WHAT IS EXPECTED
Look through the records that follow. Copy every line containing the word "icon".

Interface dataset entries
——

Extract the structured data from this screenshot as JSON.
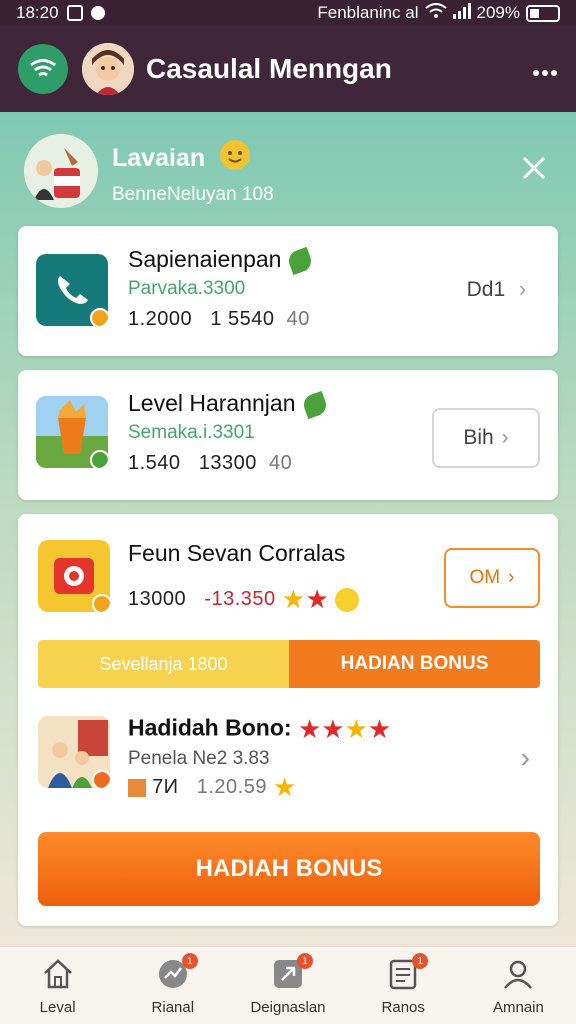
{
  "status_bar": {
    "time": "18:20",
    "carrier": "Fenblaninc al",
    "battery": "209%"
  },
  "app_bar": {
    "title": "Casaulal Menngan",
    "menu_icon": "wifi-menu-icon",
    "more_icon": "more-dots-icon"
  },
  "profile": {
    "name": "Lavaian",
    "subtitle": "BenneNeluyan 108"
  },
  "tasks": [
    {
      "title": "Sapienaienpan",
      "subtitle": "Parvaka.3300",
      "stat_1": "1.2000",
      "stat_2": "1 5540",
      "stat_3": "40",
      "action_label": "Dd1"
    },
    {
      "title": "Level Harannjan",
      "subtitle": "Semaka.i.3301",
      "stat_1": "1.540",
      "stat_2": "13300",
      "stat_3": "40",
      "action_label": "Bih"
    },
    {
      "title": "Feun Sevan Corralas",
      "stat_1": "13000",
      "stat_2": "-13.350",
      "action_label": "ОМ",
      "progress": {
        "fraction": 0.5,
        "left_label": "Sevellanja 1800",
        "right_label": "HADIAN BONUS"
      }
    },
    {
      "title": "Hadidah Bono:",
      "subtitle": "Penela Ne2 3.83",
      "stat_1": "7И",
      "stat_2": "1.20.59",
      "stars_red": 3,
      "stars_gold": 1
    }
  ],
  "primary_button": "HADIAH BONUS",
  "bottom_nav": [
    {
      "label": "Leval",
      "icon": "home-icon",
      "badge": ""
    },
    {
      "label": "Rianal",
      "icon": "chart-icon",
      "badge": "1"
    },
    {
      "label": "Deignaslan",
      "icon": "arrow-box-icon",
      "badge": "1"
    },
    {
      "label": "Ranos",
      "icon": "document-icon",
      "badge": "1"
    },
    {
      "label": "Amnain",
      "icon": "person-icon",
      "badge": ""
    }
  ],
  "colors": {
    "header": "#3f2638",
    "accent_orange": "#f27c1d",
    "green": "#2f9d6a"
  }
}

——

ANSWER TO THE PROBLEM
    "menu_icon": "wifi-menu-icon",
    "more_icon": "more-dots-icon"
      "icon": "home-icon",
      "icon": "chart-icon",
      "icon": "arrow-box-icon",
      "icon": "document-icon",
      "icon": "person-icon",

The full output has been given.